Prompt:
The copy you return should hold every record below word for word and no images.

Exercise data START

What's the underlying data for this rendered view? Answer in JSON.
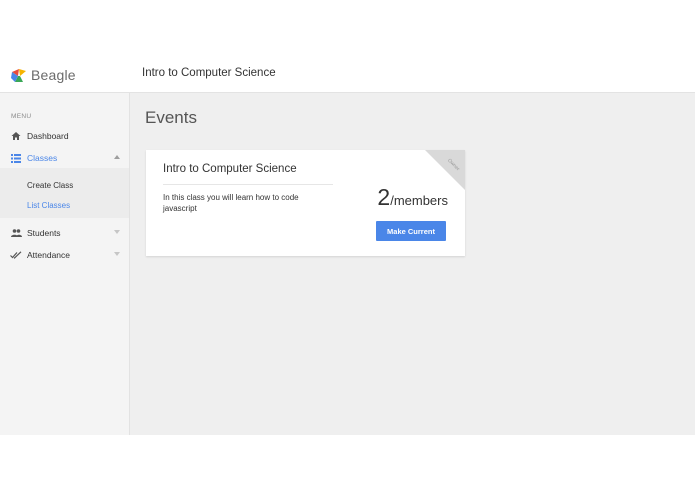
{
  "brand": {
    "name": "Beagle"
  },
  "header": {
    "title": "Intro to Computer Science"
  },
  "sidebar": {
    "menu_label": "MENU",
    "items": [
      {
        "label": "Dashboard",
        "icon": "home-icon"
      },
      {
        "label": "Classes",
        "icon": "list-icon",
        "active": true,
        "expanded": true
      },
      {
        "label": "Students",
        "icon": "people-icon"
      },
      {
        "label": "Attendance",
        "icon": "double-check-icon"
      }
    ],
    "submenu": [
      {
        "label": "Create Class"
      },
      {
        "label": "List Classes",
        "active": true
      }
    ]
  },
  "main": {
    "title": "Events",
    "card": {
      "title": "Intro to Computer Science",
      "description": "In this class you will learn how to code javascript",
      "count": "2",
      "count_unit": "/members",
      "button_label": "Make Current",
      "ribbon_label": "Owner"
    }
  },
  "colors": {
    "accent": "#4a86e8",
    "sidebar_bg": "#f4f4f4",
    "main_bg": "#efefef"
  }
}
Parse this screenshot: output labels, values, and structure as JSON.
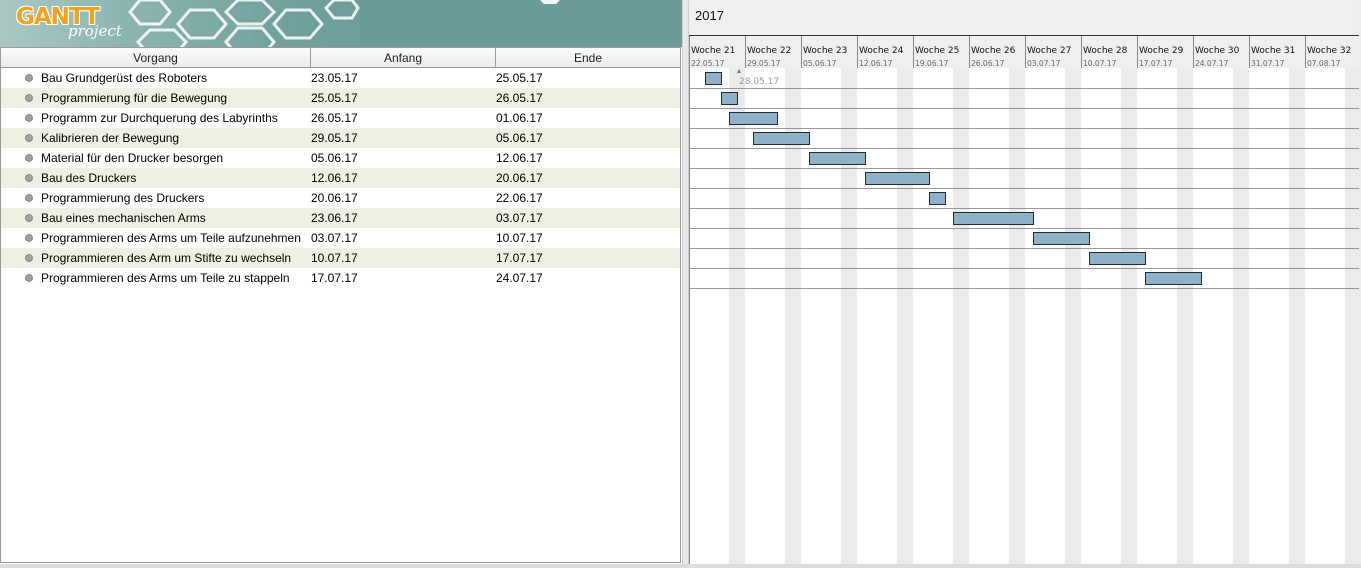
{
  "logo": {
    "word": "GANTT",
    "sub": "project"
  },
  "table": {
    "headers": {
      "name": "Vorgang",
      "start": "Anfang",
      "end": "Ende"
    },
    "tasks": [
      {
        "name": "Bau Grundgerüst des Roboters",
        "start": "23.05.17",
        "end": "25.05.17"
      },
      {
        "name": "Programmierung für die Bewegung",
        "start": "25.05.17",
        "end": "26.05.17"
      },
      {
        "name": "Programm zur Durchquerung des Labyrinths",
        "start": "26.05.17",
        "end": "01.06.17"
      },
      {
        "name": "Kalibrieren der Bewegung",
        "start": "29.05.17",
        "end": "05.06.17"
      },
      {
        "name": "Material für den Drucker besorgen",
        "start": "05.06.17",
        "end": "12.06.17"
      },
      {
        "name": "Bau des Druckers",
        "start": "12.06.17",
        "end": "20.06.17"
      },
      {
        "name": "Programmierung des Druckers",
        "start": "20.06.17",
        "end": "22.06.17"
      },
      {
        "name": "Bau eines mechanischen Arms",
        "start": "23.06.17",
        "end": "03.07.17"
      },
      {
        "name": "Programmieren des Arms um Teile aufzunehmen",
        "start": "03.07.17",
        "end": "10.07.17"
      },
      {
        "name": "Programmieren des Arm um Stifte zu wechseln",
        "start": "10.07.17",
        "end": "17.07.17"
      },
      {
        "name": "Programmieren des Arms um Teile zu stappeln",
        "start": "17.07.17",
        "end": "24.07.17"
      }
    ]
  },
  "chart": {
    "year": "2017",
    "first_day": "22.05.17",
    "weeks": [
      {
        "label": "Woche 21",
        "date": "22.05.17"
      },
      {
        "label": "Woche 22",
        "date": "29.05.17"
      },
      {
        "label": "Woche 23",
        "date": "05.06.17"
      },
      {
        "label": "Woche 24",
        "date": "12.06.17"
      },
      {
        "label": "Woche 25",
        "date": "19.06.17"
      },
      {
        "label": "Woche 26",
        "date": "26.06.17"
      },
      {
        "label": "Woche 27",
        "date": "03.07.17"
      },
      {
        "label": "Woche 28",
        "date": "10.07.17"
      },
      {
        "label": "Woche 29",
        "date": "17.07.17"
      },
      {
        "label": "Woche 30",
        "date": "24.07.17"
      },
      {
        "label": "Woche 31",
        "date": "31.07.17"
      },
      {
        "label": "Woche 32",
        "date": "07.08.17"
      }
    ],
    "marker_label": "28.05.17",
    "colors": {
      "bar_fill": "#8fb1c7",
      "bar_stroke": "#1e2d38",
      "weekend": "#ebebeb",
      "grid": "#999999"
    }
  }
}
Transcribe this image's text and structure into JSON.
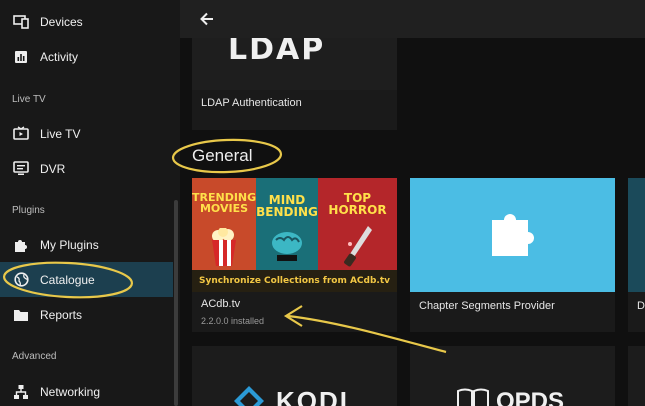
{
  "sidebar": {
    "items": [
      {
        "label": "Devices",
        "icon": "devices-icon"
      },
      {
        "label": "Activity",
        "icon": "activity-icon"
      },
      {
        "label": "Live TV",
        "icon": "live-tv-icon"
      },
      {
        "label": "DVR",
        "icon": "dvr-icon"
      },
      {
        "label": "My Plugins",
        "icon": "puzzle-icon"
      },
      {
        "label": "Catalogue",
        "icon": "globe-icon",
        "active": true
      },
      {
        "label": "Reports",
        "icon": "folder-icon"
      },
      {
        "label": "Networking",
        "icon": "network-icon"
      }
    ],
    "sections": {
      "live_tv": "Live TV",
      "plugins": "Plugins",
      "advanced": "Advanced"
    }
  },
  "main": {
    "section_title": "General",
    "ldap_card": {
      "title": "LDAP Authentication",
      "logo_text": "LDAP"
    },
    "cards": [
      {
        "title": "ACdb.tv",
        "subtitle": "2.2.0.0 installed",
        "banner": "Synchronize Collections from ACdb.tv",
        "posters": [
          "TRENDING MOVIES",
          "MIND BENDING",
          "TOP HORROR"
        ]
      },
      {
        "title": "Chapter Segments Provider"
      },
      {
        "title": "D"
      }
    ],
    "bottom_cards": [
      {
        "logo_text": "KODI"
      },
      {
        "logo_text": "OPDS"
      }
    ]
  },
  "colors": {
    "accent": "#00a4dc",
    "active_nav": "#1c3f4f",
    "chapter_thumb": "#4bbde4",
    "annotation": "#e8c84a"
  }
}
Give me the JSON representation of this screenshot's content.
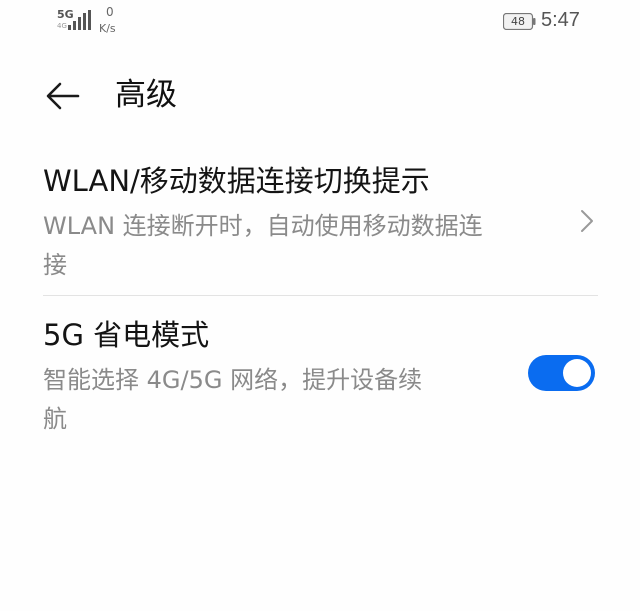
{
  "status_bar": {
    "network_type": "5G",
    "network_sub": "4G",
    "speed_value": "0",
    "speed_unit": "K/s",
    "battery_level": "48",
    "time": "5:47"
  },
  "header": {
    "title": "高级",
    "back_icon": "arrow-left-icon"
  },
  "settings": [
    {
      "title": "WLAN/移动数据连接切换提示",
      "summary_line1": "WLAN 连接断开时，自动使用移动数据连",
      "summary_line2": "接",
      "control": "chevron-right-icon"
    },
    {
      "title": "5G 省电模式",
      "summary_line1": "智能选择 4G/5G 网络，提升设备续",
      "summary_line2": "航",
      "control": "toggle",
      "enabled": true
    }
  ],
  "colors": {
    "accent": "#0a6cf0",
    "title_text": "#141414",
    "summary_text": "#8a8a8a",
    "divider": "#e3e3e3"
  }
}
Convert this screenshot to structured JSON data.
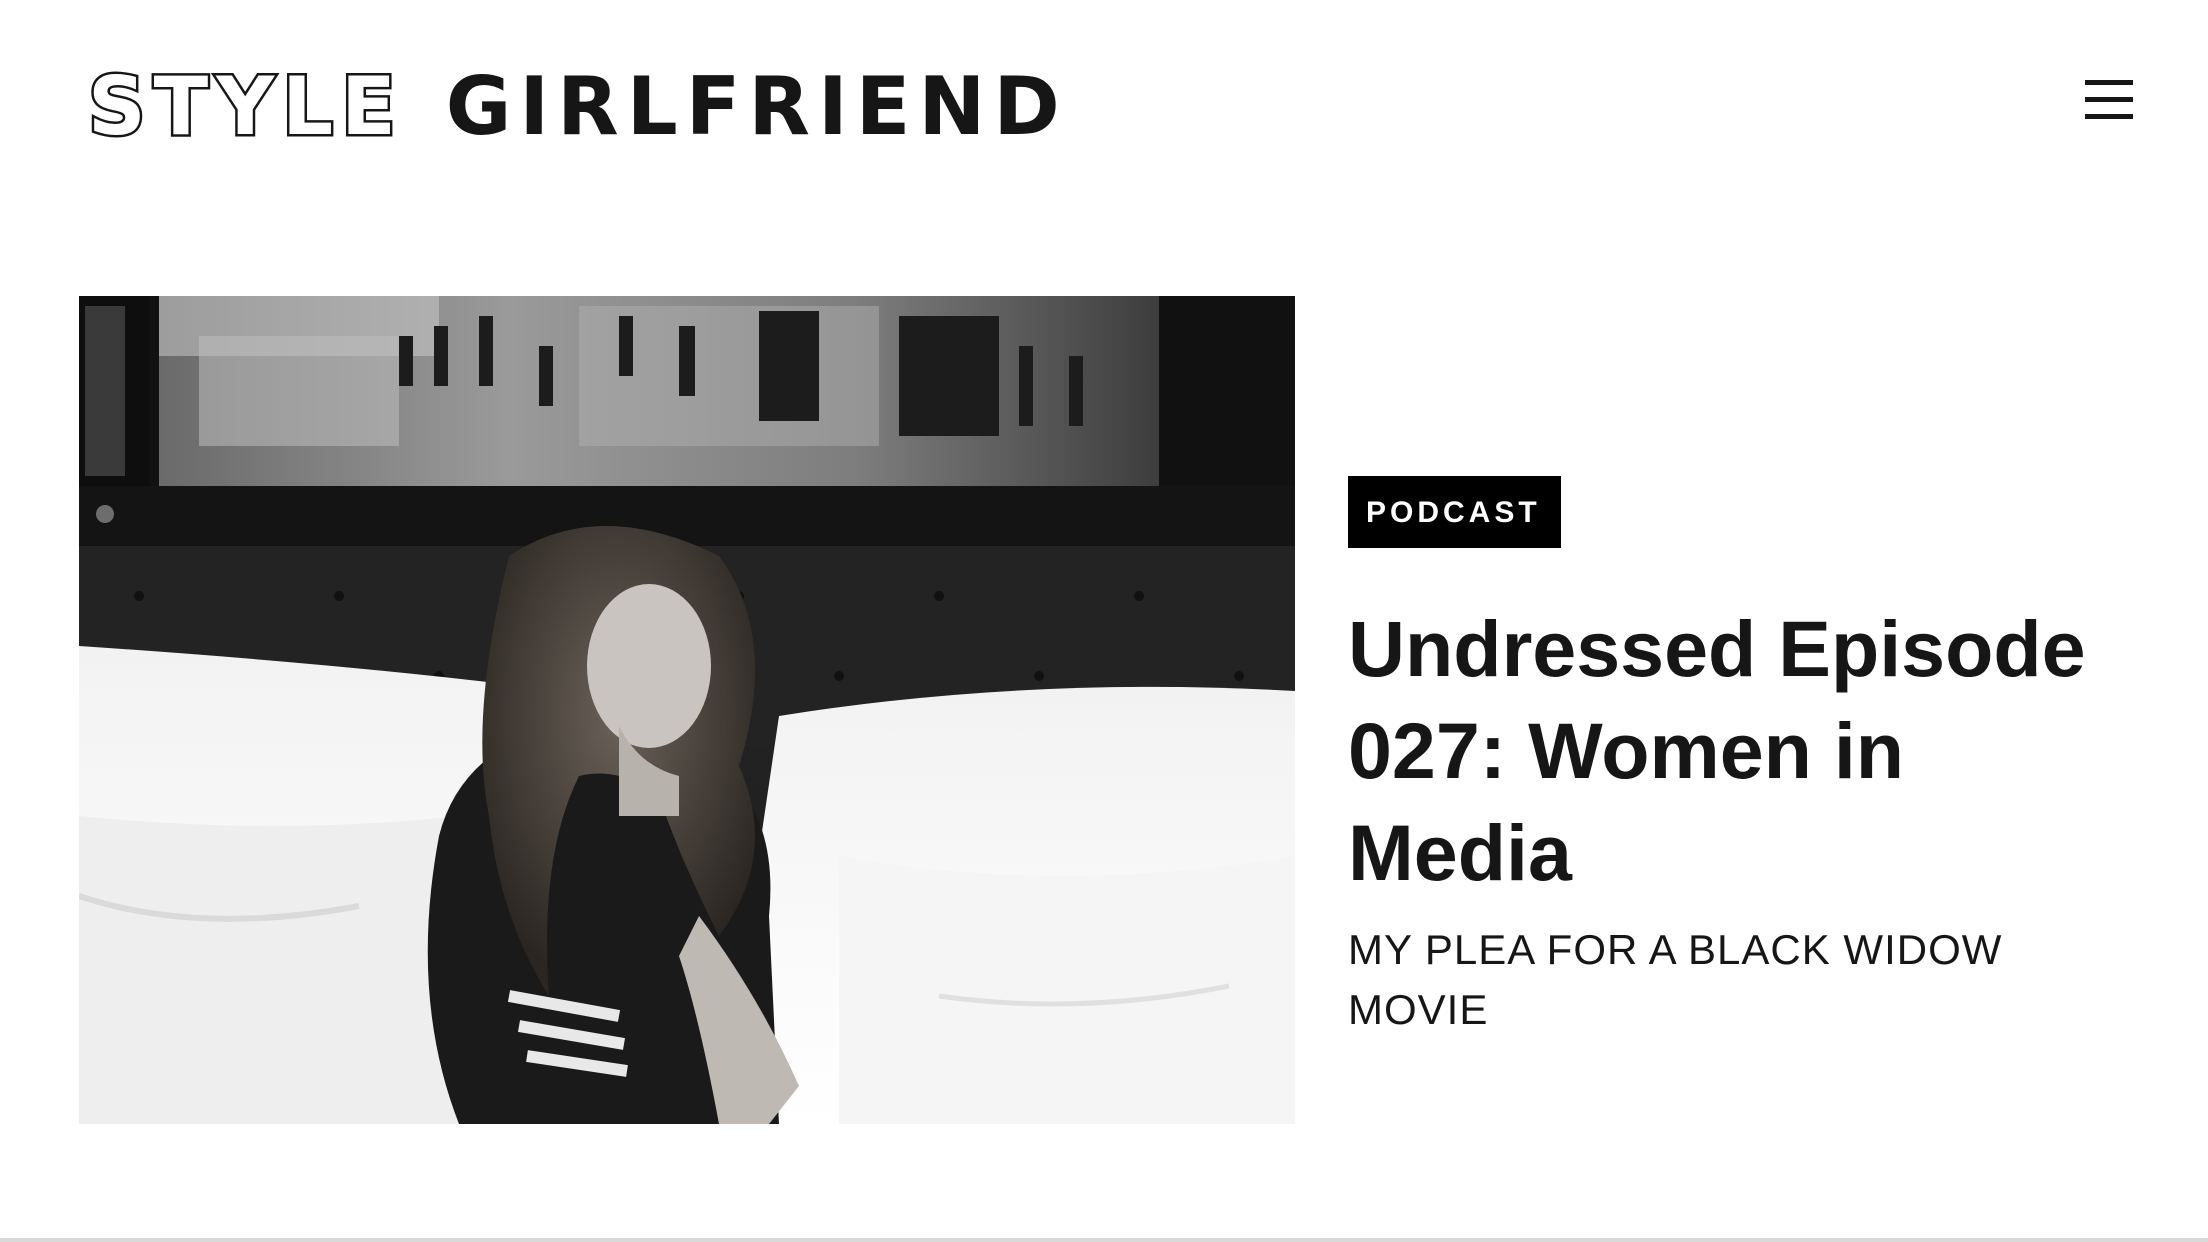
{
  "header": {
    "logo_part1": "STYLE",
    "logo_part2": "GIRLFRIEND",
    "menu_icon": "hamburger-menu-icon"
  },
  "article": {
    "category": "PODCAST",
    "title": "Undressed Episode 027: Women in Media",
    "subtitle": "MY PLEA FOR A BLACK WIDOW MOVIE",
    "image_alt": ""
  },
  "colors": {
    "text": "#161616",
    "tag_background": "#000000",
    "tag_text": "#ffffff",
    "page_background": "#ffffff"
  }
}
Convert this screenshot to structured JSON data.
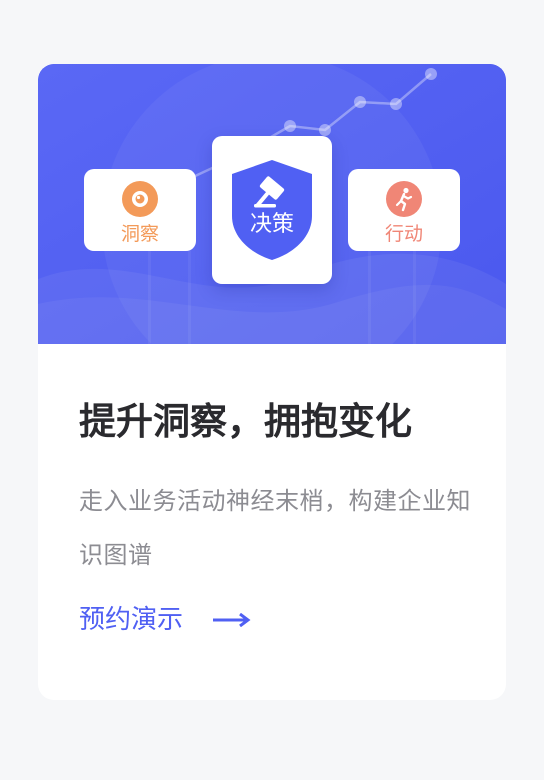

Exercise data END

Expected output:
What's the underlying data for this rendered view? Answer in JSON.
{
  "brand": {
    "name": "Beagle"
  },
  "header": {
    "title": "Intro to Computer Science"
  },
  "sidebar": {
    "menu_label": "MENU",
    "items": [
      {
        "label": "Dashboard",
        "icon": "home-icon"
      },
      {
        "label": "Classes",
        "icon": "list-icon",
        "active": true,
        "expanded": true
      },
      {
        "label": "Students",
        "icon": "people-icon"
      },
      {
        "label": "Attendance",
        "icon": "double-check-icon"
      }
    ],
    "submenu": [
      {
        "label": "Create Class"
      },
      {
        "label": "List Classes",
        "active": true
      }
    ]
  },
  "main": {
    "title": "Events",
    "card": {
      "title": "Intro to Computer Science",
      "description": "In this class you will learn how to code javascript",
      "count": "2",
      "count_unit": "/members",
      "button_label": "Make Current",
      "ribbon_label": "Owner"
    }
  },
  "colors": {
    "accent": "#4a86e8",
    "sidebar_bg": "#f4f4f4",
    "main_bg": "#efefef"
  }
}
Parse this screenshot: output labels, values, and structure as JSON.
{
  "logo": {
    "word": "GANTT",
    "sub": "project"
  },
  "table": {
    "headers": {
      "name": "Vorgang",
      "start": "Anfang",
      "end": "Ende"
    },
    "tasks": [
      {
        "name": "Bau Grundgerüst des Roboters",
        "start": "23.05.17",
        "end": "25.05.17"
      },
      {
        "name": "Programmierung für die Bewegung",
        "start": "25.05.17",
        "end": "26.05.17"
      },
      {
        "name": "Programm zur Durchquerung des Labyrinths",
        "start": "26.05.17",
        "end": "01.06.17"
      },
      {
        "name": "Kalibrieren der Bewegung",
        "start": "29.05.17",
        "end": "05.06.17"
      },
      {
        "name": "Material für den Drucker besorgen",
        "start": "05.06.17",
        "end": "12.06.17"
      },
      {
        "name": "Bau des Druckers",
        "start": "12.06.17",
        "end": "20.06.17"
      },
      {
        "name": "Programmierung des Druckers",
        "start": "20.06.17",
        "end": "22.06.17"
      },
      {
        "name": "Bau eines mechanischen Arms",
        "start": "23.06.17",
        "end": "03.07.17"
      },
      {
        "name": "Programmieren des Arms um Teile aufzunehmen",
        "start": "03.07.17",
        "end": "10.07.17"
      },
      {
        "name": "Programmieren des Arm um Stifte zu wechseln",
        "start": "10.07.17",
        "end": "17.07.17"
      },
      {
        "name": "Programmieren des Arms um Teile zu stappeln",
        "start": "17.07.17",
        "end": "24.07.17"
      }
    ]
  },
  "chart": {
    "year": "2017",
    "first_day": "22.05.17",
    "weeks": [
      {
        "label": "Woche 21",
        "date": "22.05.17"
      },
      {
        "label": "Woche 22",
        "date": "29.05.17"
      },
      {
        "label": "Woche 23",
        "date": "05.06.17"
      },
      {
        "label": "Woche 24",
        "date": "12.06.17"
      },
      {
        "label": "Woche 25",
        "date": "19.06.17"
      },
      {
        "label": "Woche 26",
        "date": "26.06.17"
      },
      {
        "label": "Woche 27",
        "date": "03.07.17"
      },
      {
        "label": "Woche 28",
        "date": "10.07.17"
      },
      {
        "label": "Woche 29",
        "date": "17.07.17"
      },
      {
        "label": "Woche 30",
        "date": "24.07.17"
      },
      {
        "label": "Woche 31",
        "date": "31.07.17"
      },
      {
        "label": "Woche 32",
        "date": "07.08.17"
      }
    ],
    "marker_label": "28.05.17",
    "colors": {
      "bar_fill": "#8fb1c7",
      "bar_stroke": "#1e2d38",
      "weekend": "#ebebeb",
      "grid": "#999999"
    }
  }
}
Transcribe this image's text and structure into JSON.
{
  "sidebar": {
    "items": [
      {
        "label": "Devices",
        "icon": "devices-icon"
      },
      {
        "label": "Activity",
        "icon": "activity-icon"
      },
      {
        "label": "Live TV",
        "icon": "live-tv-icon"
      },
      {
        "label": "DVR",
        "icon": "dvr-icon"
      },
      {
        "label": "My Plugins",
        "icon": "puzzle-icon"
      },
      {
        "label": "Catalogue",
        "icon": "globe-icon",
        "active": true
      },
      {
        "label": "Reports",
        "icon": "folder-icon"
      },
      {
        "label": "Networking",
        "icon": "network-icon"
      }
    ],
    "sections": {
      "live_tv": "Live TV",
      "plugins": "Plugins",
      "advanced": "Advanced"
    }
  },
  "main": {
    "section_title": "General",
    "ldap_card": {
      "title": "LDAP Authentication",
      "logo_text": "LDAP"
    },
    "cards": [
      {
        "title": "ACdb.tv",
        "subtitle": "2.2.0.0 installed",
        "banner": "Synchronize Collections from ACdb.tv",
        "posters": [
          "TRENDING MOVIES",
          "MIND BENDING",
          "TOP HORROR"
        ]
      },
      {
        "title": "Chapter Segments Provider"
      },
      {
        "title": "D"
      }
    ],
    "bottom_cards": [
      {
        "logo_text": "KODI"
      },
      {
        "logo_text": "OPDS"
      }
    ]
  },
  "colors": {
    "accent": "#00a4dc",
    "active_nav": "#1c3f4f",
    "chapter_thumb": "#4bbde4",
    "annotation": "#e8c84a"
  }
}
Give me the JSON representation of this screenshot's content.
{
  "status_bar": {
    "network_type": "5G",
    "network_sub": "4G",
    "speed_value": "0",
    "speed_unit": "K/s",
    "battery_level": "48",
    "time": "5:47"
  },
  "header": {
    "title": "高级",
    "back_icon": "arrow-left-icon"
  },
  "settings": [
    {
      "title": "WLAN/移动数据连接切换提示",
      "summary_line1": "WLAN 连接断开时，自动使用移动数据连",
      "summary_line2": "接",
      "control": "chevron-right-icon"
    },
    {
      "title": "5G 省电模式",
      "summary_line1": "智能选择 4G/5G 网络，提升设备续",
      "summary_line2": "航",
      "control": "toggle",
      "enabled": true
    }
  ],
  "colors": {
    "accent": "#0a6cf0",
    "title_text": "#141414",
    "summary_text": "#8a8a8a",
    "divider": "#e3e3e3"
  }
}
Convert this screenshot to structured JSON data.
{
  "header": {
    "logo_part1": "STYLE",
    "logo_part2": "GIRLFRIEND",
    "menu_icon": "hamburger-menu-icon"
  },
  "article": {
    "category": "PODCAST",
    "title": "Undressed Episode 027: Women in Media",
    "subtitle": "MY PLEA FOR A BLACK WIDOW MOVIE",
    "image_alt": ""
  },
  "colors": {
    "text": "#161616",
    "tag_background": "#000000",
    "tag_text": "#ffffff",
    "page_background": "#ffffff"
  }
}
Convert this screenshot to structured JSON data.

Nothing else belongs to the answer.